[Material for the task Boundary: Start]

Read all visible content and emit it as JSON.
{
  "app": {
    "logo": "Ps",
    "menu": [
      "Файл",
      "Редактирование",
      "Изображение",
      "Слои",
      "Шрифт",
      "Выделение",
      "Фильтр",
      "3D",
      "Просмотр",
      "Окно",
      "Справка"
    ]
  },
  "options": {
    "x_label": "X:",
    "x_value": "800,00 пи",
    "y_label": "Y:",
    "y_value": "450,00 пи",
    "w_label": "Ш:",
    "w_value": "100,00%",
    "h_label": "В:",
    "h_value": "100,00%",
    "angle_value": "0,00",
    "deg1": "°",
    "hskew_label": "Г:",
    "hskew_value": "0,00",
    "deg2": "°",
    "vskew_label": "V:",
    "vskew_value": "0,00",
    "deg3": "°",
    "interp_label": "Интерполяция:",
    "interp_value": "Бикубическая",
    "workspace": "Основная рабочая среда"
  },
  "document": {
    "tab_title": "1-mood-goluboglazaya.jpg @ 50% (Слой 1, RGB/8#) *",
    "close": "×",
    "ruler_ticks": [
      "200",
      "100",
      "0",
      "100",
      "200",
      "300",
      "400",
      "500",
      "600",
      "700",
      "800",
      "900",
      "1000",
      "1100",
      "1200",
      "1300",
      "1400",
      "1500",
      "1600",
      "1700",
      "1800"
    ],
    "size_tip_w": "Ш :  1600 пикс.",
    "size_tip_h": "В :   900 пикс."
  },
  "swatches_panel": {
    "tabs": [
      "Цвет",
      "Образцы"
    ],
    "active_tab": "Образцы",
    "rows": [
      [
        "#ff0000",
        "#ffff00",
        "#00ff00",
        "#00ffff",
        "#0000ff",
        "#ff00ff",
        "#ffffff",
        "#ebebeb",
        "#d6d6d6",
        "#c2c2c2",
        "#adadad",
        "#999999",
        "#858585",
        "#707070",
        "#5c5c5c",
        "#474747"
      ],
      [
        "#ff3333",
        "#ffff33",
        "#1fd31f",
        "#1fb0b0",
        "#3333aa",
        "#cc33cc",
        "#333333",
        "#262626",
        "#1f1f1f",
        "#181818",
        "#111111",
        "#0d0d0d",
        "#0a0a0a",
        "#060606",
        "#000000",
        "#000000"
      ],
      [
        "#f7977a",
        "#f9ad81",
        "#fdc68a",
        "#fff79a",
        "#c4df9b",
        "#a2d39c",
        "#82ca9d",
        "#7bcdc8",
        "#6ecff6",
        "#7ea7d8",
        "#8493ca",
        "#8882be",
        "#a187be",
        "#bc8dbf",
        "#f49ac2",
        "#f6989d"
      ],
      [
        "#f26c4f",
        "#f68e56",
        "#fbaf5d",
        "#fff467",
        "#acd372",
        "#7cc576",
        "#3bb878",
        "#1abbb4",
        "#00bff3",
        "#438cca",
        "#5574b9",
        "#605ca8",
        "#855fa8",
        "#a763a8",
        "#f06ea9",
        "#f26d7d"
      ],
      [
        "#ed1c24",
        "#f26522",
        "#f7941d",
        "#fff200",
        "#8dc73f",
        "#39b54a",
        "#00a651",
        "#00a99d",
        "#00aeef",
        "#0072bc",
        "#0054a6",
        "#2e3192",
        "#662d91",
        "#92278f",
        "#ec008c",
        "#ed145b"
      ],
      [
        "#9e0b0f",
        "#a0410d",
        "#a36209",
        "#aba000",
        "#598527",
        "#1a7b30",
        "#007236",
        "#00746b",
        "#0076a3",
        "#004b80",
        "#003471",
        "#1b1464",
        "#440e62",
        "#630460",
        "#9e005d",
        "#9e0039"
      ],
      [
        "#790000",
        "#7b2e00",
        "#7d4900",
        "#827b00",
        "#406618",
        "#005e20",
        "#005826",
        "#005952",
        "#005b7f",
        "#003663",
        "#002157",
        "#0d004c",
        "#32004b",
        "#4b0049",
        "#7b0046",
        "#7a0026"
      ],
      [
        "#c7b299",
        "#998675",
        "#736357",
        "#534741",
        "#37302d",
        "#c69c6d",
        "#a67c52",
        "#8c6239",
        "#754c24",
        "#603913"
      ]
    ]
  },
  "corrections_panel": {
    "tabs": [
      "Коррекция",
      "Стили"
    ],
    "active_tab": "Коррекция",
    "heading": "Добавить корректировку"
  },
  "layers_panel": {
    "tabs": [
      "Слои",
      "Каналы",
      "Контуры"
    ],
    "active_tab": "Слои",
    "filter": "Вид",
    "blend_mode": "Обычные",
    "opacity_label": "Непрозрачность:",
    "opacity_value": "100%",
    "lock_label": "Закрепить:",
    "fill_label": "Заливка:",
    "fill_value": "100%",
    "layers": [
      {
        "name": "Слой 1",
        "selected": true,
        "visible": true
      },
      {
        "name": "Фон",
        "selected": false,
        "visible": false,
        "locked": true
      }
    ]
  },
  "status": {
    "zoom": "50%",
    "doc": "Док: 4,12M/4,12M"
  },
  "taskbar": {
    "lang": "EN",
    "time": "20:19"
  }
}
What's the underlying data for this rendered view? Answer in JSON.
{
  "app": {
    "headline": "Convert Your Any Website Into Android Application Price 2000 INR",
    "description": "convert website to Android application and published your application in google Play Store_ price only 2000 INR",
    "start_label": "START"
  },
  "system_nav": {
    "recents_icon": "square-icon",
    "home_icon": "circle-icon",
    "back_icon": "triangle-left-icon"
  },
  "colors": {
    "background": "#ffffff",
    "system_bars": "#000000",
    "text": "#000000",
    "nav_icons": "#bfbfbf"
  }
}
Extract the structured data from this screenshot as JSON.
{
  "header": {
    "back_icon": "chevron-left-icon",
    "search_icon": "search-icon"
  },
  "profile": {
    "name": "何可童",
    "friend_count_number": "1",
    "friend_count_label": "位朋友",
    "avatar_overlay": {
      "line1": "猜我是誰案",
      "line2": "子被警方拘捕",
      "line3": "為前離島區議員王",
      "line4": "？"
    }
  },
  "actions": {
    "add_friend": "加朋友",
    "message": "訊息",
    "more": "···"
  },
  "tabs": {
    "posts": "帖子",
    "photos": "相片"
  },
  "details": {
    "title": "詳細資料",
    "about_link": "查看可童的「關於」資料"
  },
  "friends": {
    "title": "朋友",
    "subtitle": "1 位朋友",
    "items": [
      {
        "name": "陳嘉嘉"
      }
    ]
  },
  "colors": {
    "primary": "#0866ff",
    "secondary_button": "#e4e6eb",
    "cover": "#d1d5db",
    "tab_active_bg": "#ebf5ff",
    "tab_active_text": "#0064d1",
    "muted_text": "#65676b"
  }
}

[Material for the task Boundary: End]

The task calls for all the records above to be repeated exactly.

*Exercise answer:*
Read all visible content and emit it as JSON.
{
  "app": {
    "logo": "Ps",
    "menu": [
      "Файл",
      "Редактирование",
      "Изображение",
      "Слои",
      "Шрифт",
      "Выделение",
      "Фильтр",
      "3D",
      "Просмотр",
      "Окно",
      "Справка"
    ]
  },
  "options": {
    "x_label": "X:",
    "x_value": "800,00 пи",
    "y_label": "Y:",
    "y_value": "450,00 пи",
    "w_label": "Ш:",
    "w_value": "100,00%",
    "h_label": "В:",
    "h_value": "100,00%",
    "angle_value": "0,00",
    "deg1": "°",
    "hskew_label": "Г:",
    "hskew_value": "0,00",
    "deg2": "°",
    "vskew_label": "V:",
    "vskew_value": "0,00",
    "deg3": "°",
    "interp_label": "Интерполяция:",
    "interp_value": "Бикубическая",
    "workspace": "Основная рабочая среда"
  },
  "document": {
    "tab_title": "1-mood-goluboglazaya.jpg @ 50% (Слой 1, RGB/8#) *",
    "close": "×",
    "ruler_ticks": [
      "200",
      "100",
      "0",
      "100",
      "200",
      "300",
      "400",
      "500",
      "600",
      "700",
      "800",
      "900",
      "1000",
      "1100",
      "1200",
      "1300",
      "1400",
      "1500",
      "1600",
      "1700",
      "1800"
    ],
    "size_tip_w": "Ш :  1600 пикс.",
    "size_tip_h": "В :   900 пикс."
  },
  "swatches_panel": {
    "tabs": [
      "Цвет",
      "Образцы"
    ],
    "active_tab": "Образцы",
    "rows": [
      [
        "#ff0000",
        "#ffff00",
        "#00ff00",
        "#00ffff",
        "#0000ff",
        "#ff00ff",
        "#ffffff",
        "#ebebeb",
        "#d6d6d6",
        "#c2c2c2",
        "#adadad",
        "#999999",
        "#858585",
        "#707070",
        "#5c5c5c",
        "#474747"
      ],
      [
        "#ff3333",
        "#ffff33",
        "#1fd31f",
        "#1fb0b0",
        "#3333aa",
        "#cc33cc",
        "#333333",
        "#262626",
        "#1f1f1f",
        "#181818",
        "#111111",
        "#0d0d0d",
        "#0a0a0a",
        "#060606",
        "#000000",
        "#000000"
      ],
      [
        "#f7977a",
        "#f9ad81",
        "#fdc68a",
        "#fff79a",
        "#c4df9b",
        "#a2d39c",
        "#82ca9d",
        "#7bcdc8",
        "#6ecff6",
        "#7ea7d8",
        "#8493ca",
        "#8882be",
        "#a187be",
        "#bc8dbf",
        "#f49ac2",
        "#f6989d"
      ],
      [
        "#f26c4f",
        "#f68e56",
        "#fbaf5d",
        "#fff467",
        "#acd372",
        "#7cc576",
        "#3bb878",
        "#1abbb4",
        "#00bff3",
        "#438cca",
        "#5574b9",
        "#605ca8",
        "#855fa8",
        "#a763a8",
        "#f06ea9",
        "#f26d7d"
      ],
      [
        "#ed1c24",
        "#f26522",
        "#f7941d",
        "#fff200",
        "#8dc73f",
        "#39b54a",
        "#00a651",
        "#00a99d",
        "#00aeef",
        "#0072bc",
        "#0054a6",
        "#2e3192",
        "#662d91",
        "#92278f",
        "#ec008c",
        "#ed145b"
      ],
      [
        "#9e0b0f",
        "#a0410d",
        "#a36209",
        "#aba000",
        "#598527",
        "#1a7b30",
        "#007236",
        "#00746b",
        "#0076a3",
        "#004b80",
        "#003471",
        "#1b1464",
        "#440e62",
        "#630460",
        "#9e005d",
        "#9e0039"
      ],
      [
        "#790000",
        "#7b2e00",
        "#7d4900",
        "#827b00",
        "#406618",
        "#005e20",
        "#005826",
        "#005952",
        "#005b7f",
        "#003663",
        "#002157",
        "#0d004c",
        "#32004b",
        "#4b0049",
        "#7b0046",
        "#7a0026"
      ],
      [
        "#c7b299",
        "#998675",
        "#736357",
        "#534741",
        "#37302d",
        "#c69c6d",
        "#a67c52",
        "#8c6239",
        "#754c24",
        "#603913"
      ]
    ]
  },
  "corrections_panel": {
    "tabs": [
      "Коррекция",
      "Стили"
    ],
    "active_tab": "Коррекция",
    "heading": "Добавить корректировку"
  },
  "layers_panel": {
    "tabs": [
      "Слои",
      "Каналы",
      "Контуры"
    ],
    "active_tab": "Слои",
    "filter": "Вид",
    "blend_mode": "Обычные",
    "opacity_label": "Непрозрачность:",
    "opacity_value": "100%",
    "lock_label": "Закрепить:",
    "fill_label": "Заливка:",
    "fill_value": "100%",
    "layers": [
      {
        "name": "Слой 1",
        "selected": true,
        "visible": true
      },
      {
        "name": "Фон",
        "selected": false,
        "visible": false,
        "locked": true
      }
    ]
  },
  "status": {
    "zoom": "50%",
    "doc": "Док: 4,12M/4,12M"
  },
  "taskbar": {
    "lang": "EN",
    "time": "20:19"
  }
}
What's the underlying data for this rendered view? Answer in JSON.
{
  "app": {
    "headline": "Convert Your Any Website Into Android Application Price 2000 INR",
    "description": "convert website to Android application and published your application in google Play Store_ price only 2000 INR",
    "start_label": "START"
  },
  "system_nav": {
    "recents_icon": "square-icon",
    "home_icon": "circle-icon",
    "back_icon": "triangle-left-icon"
  },
  "colors": {
    "background": "#ffffff",
    "system_bars": "#000000",
    "text": "#000000",
    "nav_icons": "#bfbfbf"
  }
}
Extract the structured data from this screenshot as JSON.
{
  "header": {
    "back_icon": "chevron-left-icon",
    "search_icon": "search-icon"
  },
  "profile": {
    "name": "何可童",
    "friend_count_number": "1",
    "friend_count_label": "位朋友",
    "avatar_overlay": {
      "line1": "猜我是誰案",
      "line2": "子被警方拘捕",
      "line3": "為前離島區議員王",
      "line4": "？"
    }
  },
  "actions": {
    "add_friend": "加朋友",
    "message": "訊息",
    "more": "···"
  },
  "tabs": {
    "posts": "帖子",
    "photos": "相片"
  },
  "details": {
    "title": "詳細資料",
    "about_link": "查看可童的「關於」資料"
  },
  "friends": {
    "title": "朋友",
    "subtitle": "1 位朋友",
    "items": [
      {
        "name": "陳嘉嘉"
      }
    ]
  },
  "colors": {
    "primary": "#0866ff",
    "secondary_button": "#e4e6eb",
    "cover": "#d1d5db",
    "tab_active_bg": "#ebf5ff",
    "tab_active_text": "#0064d1",
    "muted_text": "#65676b"
  }
}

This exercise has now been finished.